"Between Conn Nipp and Joe Russell, they had made a name for themselves in a way that makes people afraid of them, afraid of retribution if they tell what they know, that something bad will happen to them," said Jamie Smith, Colt's sister.
But Colt and Molly's families refuse to back down.
Now the Oklahoma State Bureau of Investigation has been brought in to solve this missing-persons mystery and to clean up any possible corruption.
"Sheriff Russell was arrested on some criminal charges," said KXII anchor Dan Thomas. "He's accused of basically letting his son, who has been convicted of meth dealing, deal meth essentially out of the house. Not only that, use the sheriff's vehicle, which is outfitted with lights and a police scanner, to go and deal meth out of that. That's what the FBI claims was going on."
And according to arrest records, the sheriff's cousin, Conn Nipp, is part of that.
The FBI moves in, and their investigation leads to an indictment of Sheriff Joe Russell on several charges, including two counts of corruption in office, and two counts of habitual or willful neglect of duty. There are even allegations of the sheriff bringing young girls in bikinis back to his house, supplying drugs, and getting them to strip.
A multi-county grand jury found there's enough evidence of wrongdoing to prosecute the case.
Molly's family hopes Sheriff Russell's arrest will bring Molly home. And Colt's sister believes this arrest could lead to the break they've been waiting for.
While the sheriff's charges aren't directly related to the disappearance of Colt and Molly, his credibility is certainly being called into question.
"I can tell you what I have heard from people in Love County regarding their sheriff and the investigation of this case: They have a lot of faith in the Oklahoma State Bureau of Investigation," said news anchor Maureen Kane. "They don't have a lot of faith in Love County Sheriff's Office, and after the arrest of their sheriff, Joe Russell, I can understand why."
Conn Nipp, is also arrested and charged with endangering others while eluding police.
And what does the sheriff have to say now about his arrest, his cousin's arrest, and the allegations from Molly and Colt's family members? Apparently, not much.
"He has literally not only run from me but from other reporters in this newsroom that have tried to talk to him," said Dan Thomas. "Very unusual behavior for that sheriff."
Crime Watch Daily receives information that the sheriff is out of jail while awaiting trial. Recently suspended, Sheriff Joe Russell isn't talking to us, but he will have to explain his actions to a jury of his peers.
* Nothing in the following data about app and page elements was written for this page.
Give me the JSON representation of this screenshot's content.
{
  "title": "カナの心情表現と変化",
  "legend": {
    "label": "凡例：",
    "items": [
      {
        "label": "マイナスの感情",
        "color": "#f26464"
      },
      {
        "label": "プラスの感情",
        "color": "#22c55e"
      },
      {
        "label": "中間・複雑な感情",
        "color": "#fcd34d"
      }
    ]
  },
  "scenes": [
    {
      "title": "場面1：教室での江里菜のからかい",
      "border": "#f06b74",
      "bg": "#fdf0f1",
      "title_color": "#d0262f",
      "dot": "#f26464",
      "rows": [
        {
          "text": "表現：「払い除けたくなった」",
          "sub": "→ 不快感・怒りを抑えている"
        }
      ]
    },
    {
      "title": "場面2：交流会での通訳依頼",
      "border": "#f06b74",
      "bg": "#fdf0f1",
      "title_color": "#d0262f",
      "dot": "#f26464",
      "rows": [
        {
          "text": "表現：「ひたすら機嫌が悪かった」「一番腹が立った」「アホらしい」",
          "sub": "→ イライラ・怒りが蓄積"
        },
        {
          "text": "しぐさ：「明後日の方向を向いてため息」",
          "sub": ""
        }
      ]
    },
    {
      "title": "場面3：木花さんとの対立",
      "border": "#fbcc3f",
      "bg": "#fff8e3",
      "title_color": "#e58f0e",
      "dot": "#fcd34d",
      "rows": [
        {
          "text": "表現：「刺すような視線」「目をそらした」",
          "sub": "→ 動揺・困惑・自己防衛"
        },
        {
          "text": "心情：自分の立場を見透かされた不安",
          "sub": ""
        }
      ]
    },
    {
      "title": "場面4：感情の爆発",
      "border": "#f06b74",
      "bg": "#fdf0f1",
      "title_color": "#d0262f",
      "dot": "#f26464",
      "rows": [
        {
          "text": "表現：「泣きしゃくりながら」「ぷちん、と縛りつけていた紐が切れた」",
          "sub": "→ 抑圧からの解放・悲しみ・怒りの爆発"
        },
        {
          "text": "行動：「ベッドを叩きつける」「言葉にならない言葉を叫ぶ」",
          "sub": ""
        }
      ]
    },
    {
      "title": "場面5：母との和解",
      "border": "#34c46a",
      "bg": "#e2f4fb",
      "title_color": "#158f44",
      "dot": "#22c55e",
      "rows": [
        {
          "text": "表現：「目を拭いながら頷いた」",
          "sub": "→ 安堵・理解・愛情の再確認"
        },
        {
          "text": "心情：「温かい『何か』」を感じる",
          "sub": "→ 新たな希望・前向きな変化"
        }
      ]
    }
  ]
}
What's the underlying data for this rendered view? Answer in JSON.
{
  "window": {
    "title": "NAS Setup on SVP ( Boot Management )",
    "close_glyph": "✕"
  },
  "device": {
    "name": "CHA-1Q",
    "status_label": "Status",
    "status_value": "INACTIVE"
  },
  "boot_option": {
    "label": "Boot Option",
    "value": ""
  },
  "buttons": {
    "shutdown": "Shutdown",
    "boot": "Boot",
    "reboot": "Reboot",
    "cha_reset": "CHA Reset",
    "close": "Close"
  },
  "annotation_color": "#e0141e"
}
Suspended Sheriff Joe Russell remains out of jail awaiting trial on multiple counts, including two counts of corruption in office and two counts of habitual or willful neglect of duty. He's pleaded not guilty. On Wednesday, Oct. 12, 2016, he resigned, KFOR reports.
His cousin, Conn Nipp, has been convicted of possession of a controlled dangerous substance and endangering others while alluding police. He was sentenced to 10 years in prison.
Nipp remains quiet about the night he took Molly Miller and Colt Haynes on a police chase down Long Hollow Road, never to be seen again.
"I would like to say to anybody that knows what happened to come forward, say something. Just tell us where they are, we just want to bring them home. We can't live like this anymore," said Colt's sister Monique.